**Instructions for the task:** Make an exact copy of the lines from the one holding "What's the underlying" through the end of the entries below, both ends kept, and of nothing else. Exclude pictures.
*** Opening of Available data ***
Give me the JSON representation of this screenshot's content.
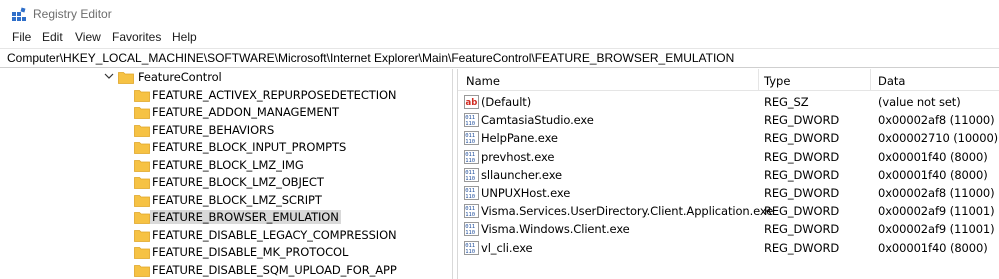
{
  "window": {
    "title": "Registry Editor"
  },
  "menu": [
    "File",
    "Edit",
    "View",
    "Favorites",
    "Help"
  ],
  "address": {
    "path": "Computer\\HKEY_LOCAL_MACHINE\\SOFTWARE\\Microsoft\\Internet Explorer\\Main\\FeatureControl\\FEATURE_BROWSER_EMULATION"
  },
  "tree": {
    "parent": {
      "label": "FeatureControl",
      "expanded": true
    },
    "children": [
      {
        "label": "FEATURE_ACTIVEX_REPURPOSEDETECTION",
        "selected": false
      },
      {
        "label": "FEATURE_ADDON_MANAGEMENT",
        "selected": false
      },
      {
        "label": "FEATURE_BEHAVIORS",
        "selected": false
      },
      {
        "label": "FEATURE_BLOCK_INPUT_PROMPTS",
        "selected": false
      },
      {
        "label": "FEATURE_BLOCK_LMZ_IMG",
        "selected": false
      },
      {
        "label": "FEATURE_BLOCK_LMZ_OBJECT",
        "selected": false
      },
      {
        "label": "FEATURE_BLOCK_LMZ_SCRIPT",
        "selected": false
      },
      {
        "label": "FEATURE_BROWSER_EMULATION",
        "selected": true
      },
      {
        "label": "FEATURE_DISABLE_LEGACY_COMPRESSION",
        "selected": false
      },
      {
        "label": "FEATURE_DISABLE_MK_PROTOCOL",
        "selected": false
      },
      {
        "label": "FEATURE_DISABLE_SQM_UPLOAD_FOR_APP",
        "selected": false
      }
    ]
  },
  "values": {
    "columns": {
      "name": "Name",
      "type": "Type",
      "data": "Data"
    },
    "rows": [
      {
        "icon": "string-value-icon",
        "name": "(Default)",
        "type": "REG_SZ",
        "data": "(value not set)"
      },
      {
        "icon": "binary-value-icon",
        "name": "CamtasiaStudio.exe",
        "type": "REG_DWORD",
        "data": "0x00002af8 (11000)"
      },
      {
        "icon": "binary-value-icon",
        "name": "HelpPane.exe",
        "type": "REG_DWORD",
        "data": "0x00002710 (10000)"
      },
      {
        "icon": "binary-value-icon",
        "name": "prevhost.exe",
        "type": "REG_DWORD",
        "data": "0x00001f40 (8000)"
      },
      {
        "icon": "binary-value-icon",
        "name": "sllauncher.exe",
        "type": "REG_DWORD",
        "data": "0x00001f40 (8000)"
      },
      {
        "icon": "binary-value-icon",
        "name": "UNPUXHost.exe",
        "type": "REG_DWORD",
        "data": "0x00002af8 (11000)"
      },
      {
        "icon": "binary-value-icon",
        "name": "Visma.Services.UserDirectory.Client.Application.exe",
        "type": "REG_DWORD",
        "data": "0x00002af9 (11001)"
      },
      {
        "icon": "binary-value-icon",
        "name": "Visma.Windows.Client.exe",
        "type": "REG_DWORD",
        "data": "0x00002af9 (11001)"
      },
      {
        "icon": "binary-value-icon",
        "name": "vl_cli.exe",
        "type": "REG_DWORD",
        "data": "0x00001f40 (8000)"
      }
    ]
  },
  "colors": {
    "folder": "#f6c244",
    "folder_dark": "#e0a526",
    "selection": "#d9d9d9",
    "icon_blue": "#1f4e9c",
    "icon_red": "#d02a20"
  }
}
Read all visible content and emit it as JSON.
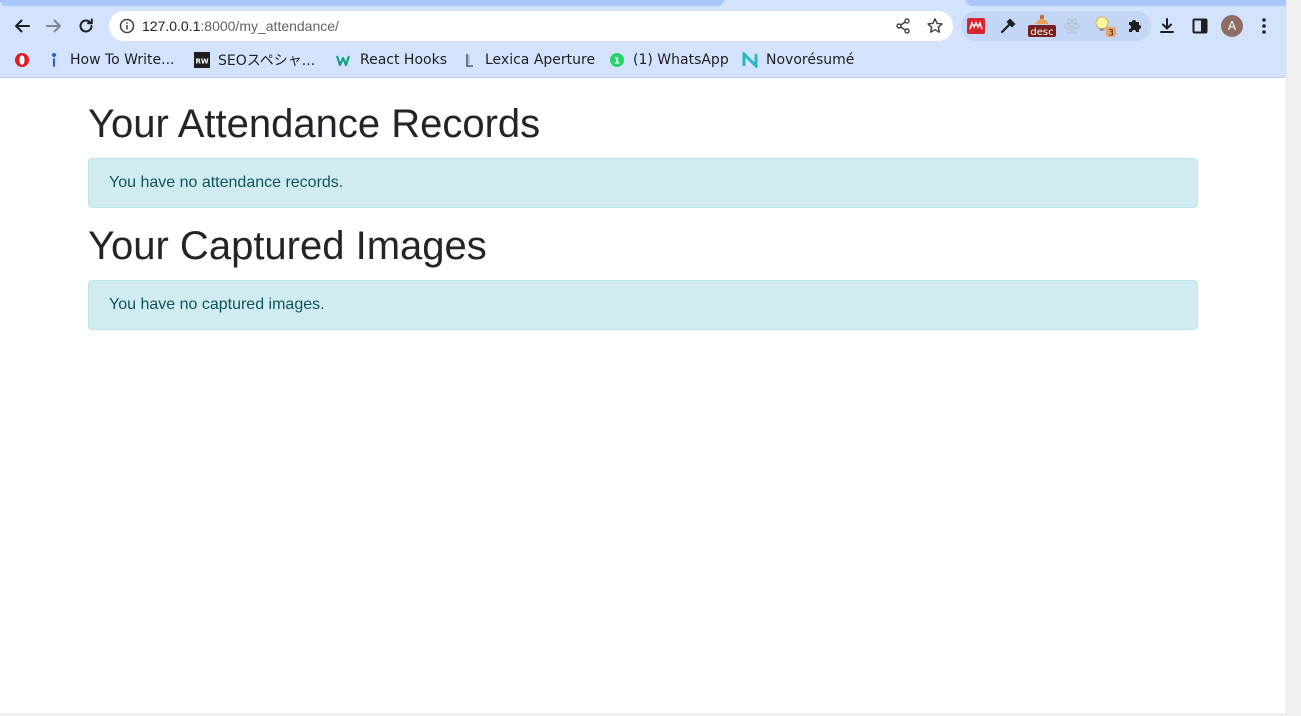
{
  "browser": {
    "url_host": "127.0.0.1",
    "url_path": ":8000/my_attendance/",
    "profile_initial": "A",
    "extension_badge_text": "desc",
    "extension_count_badge": "3",
    "bookmarks": [
      {
        "label": "How To Write...",
        "icon": "pen-nib-icon"
      },
      {
        "label": "SEOスペシャ...",
        "icon": "rw-icon"
      },
      {
        "label": "React Hooks",
        "icon": "w-logo-icon"
      },
      {
        "label": "Lexica Aperture",
        "icon": "lexica-icon"
      },
      {
        "label": "(1) WhatsApp",
        "icon": "whatsapp-icon"
      },
      {
        "label": "Novorésumé",
        "icon": "n-logo-icon"
      }
    ]
  },
  "page": {
    "attendance_heading": "Your Attendance Records",
    "attendance_empty_message": "You have no attendance records.",
    "images_heading": "Your Captured Images",
    "images_empty_message": "You have no captured images."
  },
  "colors": {
    "chrome_bg": "#d3e3fd",
    "alert_bg": "#d1ecf1",
    "alert_border": "#bee5eb",
    "alert_text": "#0c5460",
    "heading_text": "#212529"
  }
}
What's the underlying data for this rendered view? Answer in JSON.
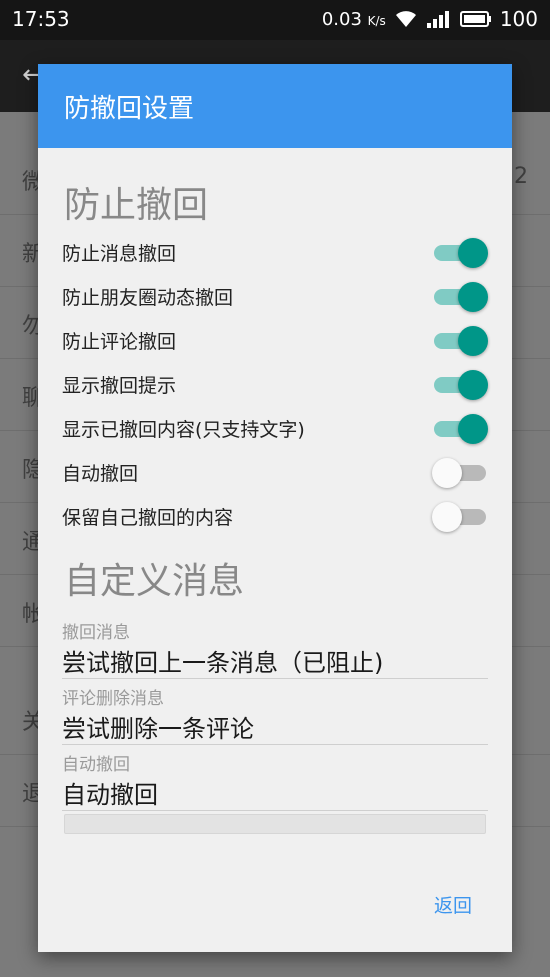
{
  "status_bar": {
    "time": "17:53",
    "network_speed": "0.03",
    "network_unit": "K/s",
    "battery": "100",
    "icons": [
      "wifi-icon",
      "signal-icon",
      "battery-icon"
    ]
  },
  "background": {
    "rows": [
      {
        "label": "微",
        "tail": "2"
      },
      {
        "label": "新",
        "tail": ""
      },
      {
        "label": "勿",
        "tail": ""
      },
      {
        "label": "聊",
        "tail": ""
      },
      {
        "label": "隐",
        "tail": ""
      },
      {
        "label": "通",
        "tail": ""
      },
      {
        "label": "帐",
        "tail": ""
      },
      {
        "label": "关",
        "tail": ""
      },
      {
        "label": "退",
        "tail": ""
      }
    ]
  },
  "dialog": {
    "title": "防撤回设置",
    "section_prevent": "防止撤回",
    "toggles": [
      {
        "label": "防止消息撤回",
        "on": true
      },
      {
        "label": "防止朋友圈动态撤回",
        "on": true
      },
      {
        "label": "防止评论撤回",
        "on": true
      },
      {
        "label": "显示撤回提示",
        "on": true
      },
      {
        "label": "显示已撤回内容(只支持文字)",
        "on": true
      },
      {
        "label": "自动撤回",
        "on": false
      },
      {
        "label": "保留自己撤回的内容",
        "on": false
      }
    ],
    "section_custom": "自定义消息",
    "fields": [
      {
        "label": "撤回消息",
        "value": "尝试撤回上一条消息（已阻止)"
      },
      {
        "label": "评论删除消息",
        "value": "尝试删除一条评论"
      },
      {
        "label": "自动撤回",
        "value": "自动撤回"
      }
    ],
    "back_label": "返回"
  },
  "colors": {
    "accent": "#3c95ee",
    "switch_on": "#009688",
    "switch_track_on": "#80cbc4"
  }
}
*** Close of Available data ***
**Task answer:**
What's the underlying data for this rendered view? Answer in JSON.
{
  "status_bar": {
    "time": "17:53",
    "network_speed": "0.03",
    "network_unit": "K/s",
    "battery": "100",
    "icons": [
      "wifi-icon",
      "signal-icon",
      "battery-icon"
    ]
  },
  "background": {
    "rows": [
      {
        "label": "微",
        "tail": "2"
      },
      {
        "label": "新",
        "tail": ""
      },
      {
        "label": "勿",
        "tail": ""
      },
      {
        "label": "聊",
        "tail": ""
      },
      {
        "label": "隐",
        "tail": ""
      },
      {
        "label": "通",
        "tail": ""
      },
      {
        "label": "帐",
        "tail": ""
      },
      {
        "label": "关",
        "tail": ""
      },
      {
        "label": "退",
        "tail": ""
      }
    ]
  },
  "dialog": {
    "title": "防撤回设置",
    "section_prevent": "防止撤回",
    "toggles": [
      {
        "label": "防止消息撤回",
        "on": true
      },
      {
        "label": "防止朋友圈动态撤回",
        "on": true
      },
      {
        "label": "防止评论撤回",
        "on": true
      },
      {
        "label": "显示撤回提示",
        "on": true
      },
      {
        "label": "显示已撤回内容(只支持文字)",
        "on": true
      },
      {
        "label": "自动撤回",
        "on": false
      },
      {
        "label": "保留自己撤回的内容",
        "on": false
      }
    ],
    "section_custom": "自定义消息",
    "fields": [
      {
        "label": "撤回消息",
        "value": "尝试撤回上一条消息（已阻止)"
      },
      {
        "label": "评论删除消息",
        "value": "尝试删除一条评论"
      },
      {
        "label": "自动撤回",
        "value": "自动撤回"
      }
    ],
    "back_label": "返回"
  },
  "colors": {
    "accent": "#3c95ee",
    "switch_on": "#009688",
    "switch_track_on": "#80cbc4"
  }
}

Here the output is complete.